  • The house had been a three bedroom farm house on one side with an add-on for a feed store, and a shed bathroom tacked on the back. There was a gas station that had been been shuttered for decades with a shop where our Dad could work on cars. The house was being remodeled for most of our upbringing, which was often a point of frustration for our Mom and us. This taught us that money trumps desire and that you can’t always afford what you want.
  • We didn’t get a phone line until we were almost seven. Shortly after, we got our first used TV as a gift to Dad that Mom found at a bargain. We never had cable, and had a antenna to get ABC, NBC, and PBS. When we didn’t have a TV, I remember watching the news or knowing that their parents watched Cheers and Mash. Later, Mom got into watching Dallas like most housewives of that generation. This taught us that we didn’t have a typical upbringing.
  • Until early grade school our Father lived in a house truck, and even though it was pretty darn fun when we visited, I remember not wanting friends to know he lived such a nomadic lifestyle. I felt relieved when he rented his first place around age 8, and then loved the house he rented from age 9 until he past away three years ago. This taught us that being poor is embarrassing, and you need to keep your poverty a secret.

So, according to the Lucky Bitch, the power isn’t in writing down the story or even sharing it, or even in the lesson (positive or negative) that we learned. But writing down the story and feeling the emotions leads us to being ready to forgive. For each of these stories, we each read them and said, “I forgive you, I accept you, and I love you.

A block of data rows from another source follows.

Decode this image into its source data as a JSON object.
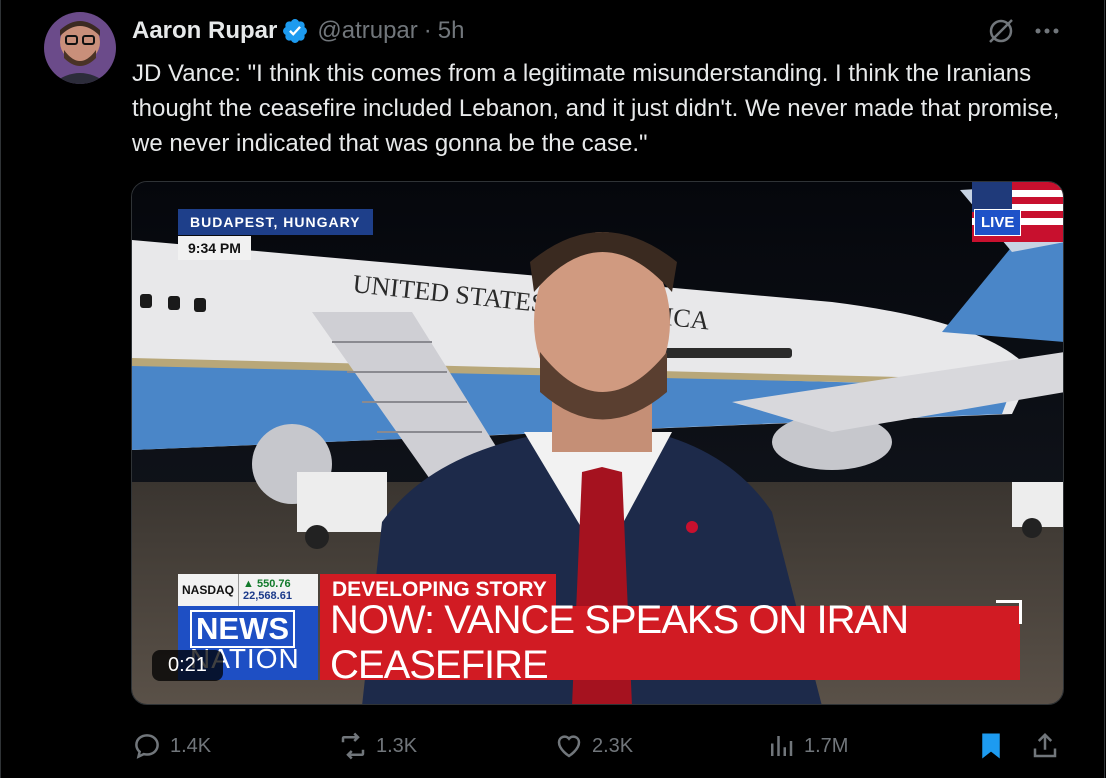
{
  "author": {
    "name": "Aaron Rupar",
    "handle": "@atrupar",
    "separator": "·",
    "time": "5h",
    "verified_color": "#1d9bf0"
  },
  "tweet": {
    "text": "JD Vance: \"I think this comes from a legitimate misunderstanding. I think the Iranians thought the ceasefire included Lebanon, and it just didn't. We never made that promise, we never indicated that was gonna be the case.\""
  },
  "video": {
    "location": "BUDAPEST, HUNGARY",
    "clock": "9:34 PM",
    "live": "LIVE",
    "ticker": {
      "name": "NASDAQ",
      "change": "▲ 550.76",
      "index": "22,568.61"
    },
    "developing": "DEVELOPING STORY",
    "logo_line1": "NEWS",
    "logo_line2": "NATION",
    "headline": "NOW: VANCE SPEAKS ON IRAN CEASEFIRE",
    "duration": "0:21",
    "plane_text": "UNITED STATES OF AMERICA"
  },
  "actions": {
    "replies": "1.4K",
    "reposts": "1.3K",
    "likes": "2.3K",
    "views": "1.7M"
  },
  "colors": {
    "accent": "#1d9bf0",
    "muted": "#71767b",
    "news_red": "#d11b23",
    "news_blue": "#1e4fc4"
  }
}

Everyone has money stories…have you released your money blocks?

Darcy and Miel

Sustainable Family Finances
Growing abundance while living down-to-Earth

My New Title: Mother/Blogger/Coach/Small Business Adventurer

I finally did it. I quit my “day job.”

The writing had been on the wall for the past year and a half, after I made the first tiny leap by sharing the seeds of my new dream , and then proceeded to plant them . It took many months to convince Hubby, and my Sugar Daddy Scenario helped him see that I wasn’t going to send our family off a personal fiscal cliff.

So, after taking my full unpaid maternity leave, I sent my farewell email to coworkers, which included a quote that I had posted on a vision board my cube:

Your time is limited, so don’t waste it living someone else’s life. Don’t be trapped by dogma – which is living with the results of other people’s thinking. Don’t let the noise of other’s opinions drown out your own inner voice. And most important, have the courage to follow your heart and intuition. They somehow already know what you truly want to become. Everything else is secondary. – Steve Jobs

I had a very sweet outpouring of replies from coworkers, but this one is a quote that I will keep forever as a reminder of why I am taking this leap of faith to pursue my dreams:

Please do not stop being part of something bigger. Your kids are clearly your joy and you are a wonderful mommy and earth friend. Sharing those parts of yourself really helps those of us totally clueless to find little bits and pieces we can start changing to be better.

Take care and bless you for making the choice right for you. I hope it is everything you wanted and is a lifetime of joy.

This came from a coworker who is on leave battling cancer, another reminder of how we only have this one life.

So, I am embracing a new title: Mother/Blogger/Small Business Adventurer

And while I haven’t earned a penny yet, I feel more abundant than ever before.

I hope to finally have the time and energy to bring this blog to the next level, and would love ideas from my few faithful readers.

What’s your personal title? What quotes inspire you?

Sustainable Family Finances 
The story of a family creating an abundant and sustainable life.